[EXTRACTED MATERIAL Boundary: Start]

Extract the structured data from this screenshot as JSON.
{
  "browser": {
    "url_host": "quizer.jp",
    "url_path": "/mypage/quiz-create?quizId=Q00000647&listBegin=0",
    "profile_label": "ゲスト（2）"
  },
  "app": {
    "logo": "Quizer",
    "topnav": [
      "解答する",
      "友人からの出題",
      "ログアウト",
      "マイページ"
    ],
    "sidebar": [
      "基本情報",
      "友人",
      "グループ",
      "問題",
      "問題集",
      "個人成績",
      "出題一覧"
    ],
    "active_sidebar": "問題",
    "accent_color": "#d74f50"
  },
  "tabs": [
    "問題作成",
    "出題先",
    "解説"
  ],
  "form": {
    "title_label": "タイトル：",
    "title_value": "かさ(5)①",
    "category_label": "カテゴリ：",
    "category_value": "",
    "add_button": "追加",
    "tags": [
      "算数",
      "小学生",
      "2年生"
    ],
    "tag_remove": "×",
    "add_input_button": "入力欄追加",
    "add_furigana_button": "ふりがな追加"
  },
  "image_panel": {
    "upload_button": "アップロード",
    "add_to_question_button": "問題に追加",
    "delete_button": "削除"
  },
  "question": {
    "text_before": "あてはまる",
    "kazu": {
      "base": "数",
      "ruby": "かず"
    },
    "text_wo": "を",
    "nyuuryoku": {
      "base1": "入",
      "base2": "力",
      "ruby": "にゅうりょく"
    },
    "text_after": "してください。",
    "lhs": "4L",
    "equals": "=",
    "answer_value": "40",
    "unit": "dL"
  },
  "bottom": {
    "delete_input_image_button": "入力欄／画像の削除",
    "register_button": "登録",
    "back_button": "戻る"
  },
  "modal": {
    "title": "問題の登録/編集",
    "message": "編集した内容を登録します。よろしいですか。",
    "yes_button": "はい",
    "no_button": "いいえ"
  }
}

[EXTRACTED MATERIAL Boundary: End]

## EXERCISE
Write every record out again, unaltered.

## ANSWER TO THIS EXERCISE
Extract the structured data from this screenshot as JSON.
{
  "browser": {
    "url_host": "quizer.jp",
    "url_path": "/mypage/quiz-create?quizId=Q00000647&listBegin=0",
    "profile_label": "ゲスト（2）"
  },
  "app": {
    "logo": "Quizer",
    "topnav": [
      "解答する",
      "友人からの出題",
      "ログアウト",
      "マイページ"
    ],
    "sidebar": [
      "基本情報",
      "友人",
      "グループ",
      "問題",
      "問題集",
      "個人成績",
      "出題一覧"
    ],
    "active_sidebar": "問題",
    "accent_color": "#d74f50"
  },
  "tabs": [
    "問題作成",
    "出題先",
    "解説"
  ],
  "form": {
    "title_label": "タイトル：",
    "title_value": "かさ(5)①",
    "category_label": "カテゴリ：",
    "category_value": "",
    "add_button": "追加",
    "tags": [
      "算数",
      "小学生",
      "2年生"
    ],
    "tag_remove": "×",
    "add_input_button": "入力欄追加",
    "add_furigana_button": "ふりがな追加"
  },
  "image_panel": {
    "upload_button": "アップロード",
    "add_to_question_button": "問題に追加",
    "delete_button": "削除"
  },
  "question": {
    "text_before": "あてはまる",
    "kazu": {
      "base": "数",
      "ruby": "かず"
    },
    "text_wo": "を",
    "nyuuryoku": {
      "base1": "入",
      "base2": "力",
      "ruby": "にゅうりょく"
    },
    "text_after": "してください。",
    "lhs": "4L",
    "equals": "=",
    "answer_value": "40",
    "unit": "dL"
  },
  "bottom": {
    "delete_input_image_button": "入力欄／画像の削除",
    "register_button": "登録",
    "back_button": "戻る"
  },
  "modal": {
    "title": "問題の登録/編集",
    "message": "編集した内容を登録します。よろしいですか。",
    "yes_button": "はい",
    "no_button": "いいえ"
  }
}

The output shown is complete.